Book distribution via print-on-demand companies IngramSpark and Amazon Kindle Direct Publishing is easy. It’s this ease of getting a book to market that has been largely responsible for the immense growth of self-publishing.
As author and publisher, it’s vitally important that you maintain control of your book’s sales and distribution by setting up and managing accounts with IngramSpark and Amazon KDP. By doing so, you will earn the maximum royalties (also called publisher’s compensation).
Speaking of royalties, it’s worth mentioning that 1106 Design provides publishing services ONLY. Unlike most self-publishing companies, our fees for publishing services are a one-time cost to the author. Once the book is published, we’re out of the picture. Except for unavoidable retail discounts and printing costs incurred when each book is printed, every penny of profit goes directly to you when a book is sold, as it should.
When dealing with a “self-publishing company,” typically the author is charged for book production AND the self-publishing company keeps a share of the revenue, paying the author a small royalty for each copy sold.
We also help you set up accounts (known as title set-up) with both Amazon KDP and IngramSpark so that you will deal with them directly, and we’ll help you upload your book files to both platforms and make sure everything is running smoothly.
Deciding which company to use to print and distribute your self-published book isn’t really that difficult. Use both! We recommend Amazon KDP as the platform for distribution to Amazon, and IngramSpark for distribution to all other online platforms, bookstores and libraries. You can use IngramSpark to distribute your book to Amazon but your book will take a bit longer to go live on Amazon, and you will receive slightly less publisher’s compensation than if you went directly through Amazon KDP. Note that IngramSpark prints hardcover books and distributes them to Amazon and elsewhere, while Amazon KDP does not.
Read our blog to learn more about the difference between IngramSpark and Amazon KDP.
IngramSpark is the best choice for expanded distribution to bookstores and libraries. Setting up your title at IngramSpark means your title is listed in the Ingram database for a 55% discount. You may also choose the “return/destroy” option so that bookstores are more inclined to special-order your book. IngramSpark also offers robust and expanding international distribution options.
Amazon KDP Extended Distribution also runs your title through IngramSpark, but at a 60% discount, meaning your publisher’s compensation is less than if you went directly to IngramSpark in the first place.
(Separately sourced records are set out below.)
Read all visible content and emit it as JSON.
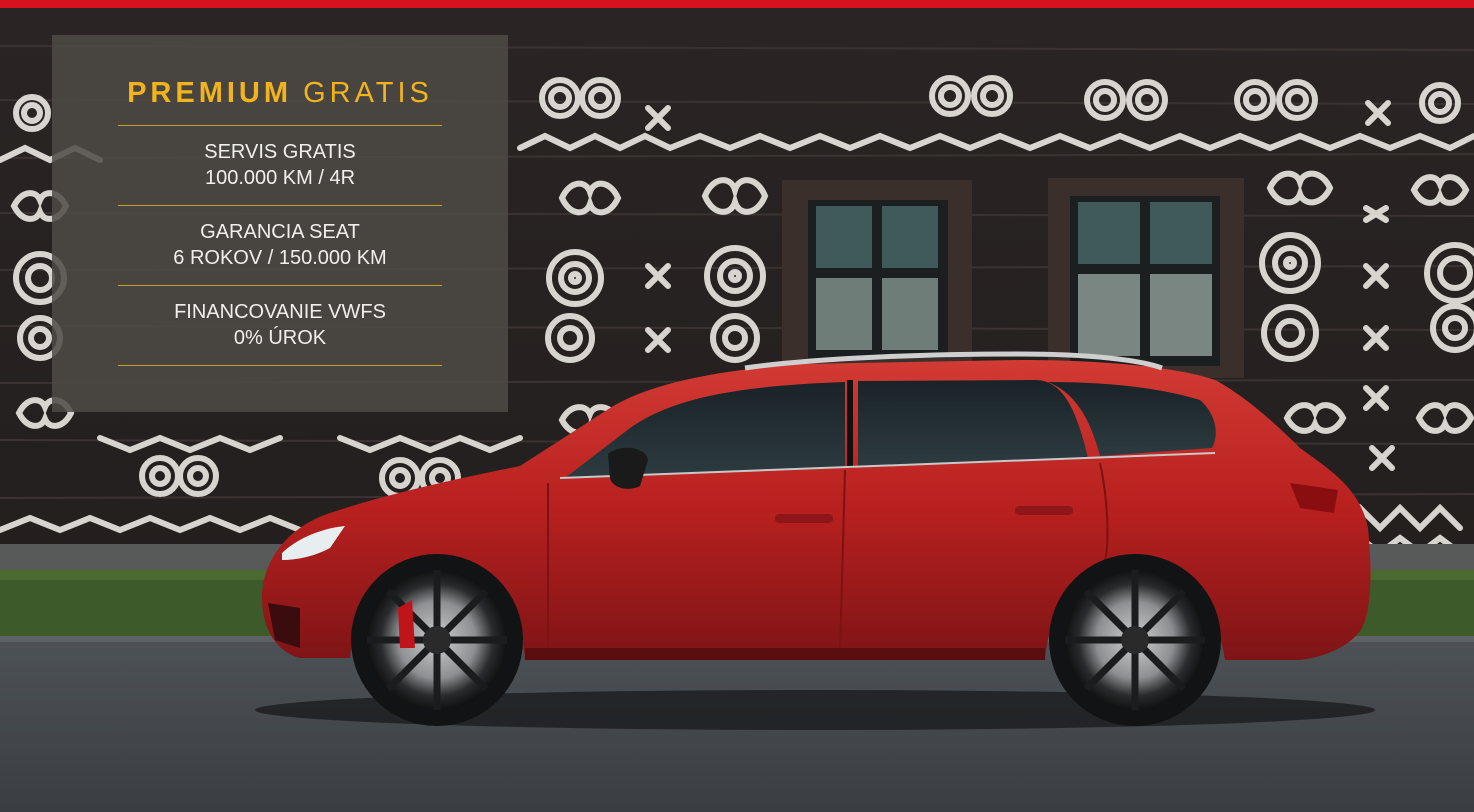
{
  "brand_color": "#d5121e",
  "accent_color": "#f2b31c",
  "promo": {
    "title_strong": "PREMIUM",
    "title_light": "GRATIS",
    "items": [
      {
        "line1": "SERVIS GRATIS",
        "line2": "100.000 KM / 4R"
      },
      {
        "line1": "GARANCIA SEAT",
        "line2": "6 ROKOV / 150.000 KM"
      },
      {
        "line1": "FINANCOVANIE VWFS",
        "line2": "0% ÚROK"
      }
    ]
  },
  "photo": {
    "subject": "red-station-wagon-car",
    "background": "dark-wooden-house-with-white-folk-ornaments"
  }
}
In addition, bookstores won’t special-order books from Amazon KDP because they do not accept returns.
Book Distribution via Offset Printing or Digital Printing
This section should actually read: how to distribute books that I get delivered to me directly. As I mentioned previously, authors can order a number of books from either IngramSpark or Amazon KDP and have them delivered anywhere. But the distribution of those books is on you.
Unless your book is a specialty book or you have a guaranteed local following that is sure to snap up your books, we recommend against ordering a quantity to sell yourself. Reasons you may want to order a quantity include to sell them at a conference or book fair, distribute them to indie bookstores yourself, or use them as a giveaway at an event. Everything else being equal, obtain a quote from both an offset printing company and a digital printing company, and compare that cost to ordering from Amazon KDP and IngramSpark.
We encourage you to sell books from your author website and offer bulk sales as well. Again, unless your book is a specialty book that would be best produced via offset printing, you can order a number of books from Amazon KDP or IngramSpark to fill each bulk order and have them delivered directly to your customer. You can even order one book at a time and have it delivered to the customer, which is a better option than investing in a number of books yourself and figuring out the shipping cost, and boxing each order and taking it to the post office.
If you’d like to discuss publishing services with 1106 Design and our recommendations for printing and distribution, please contact us.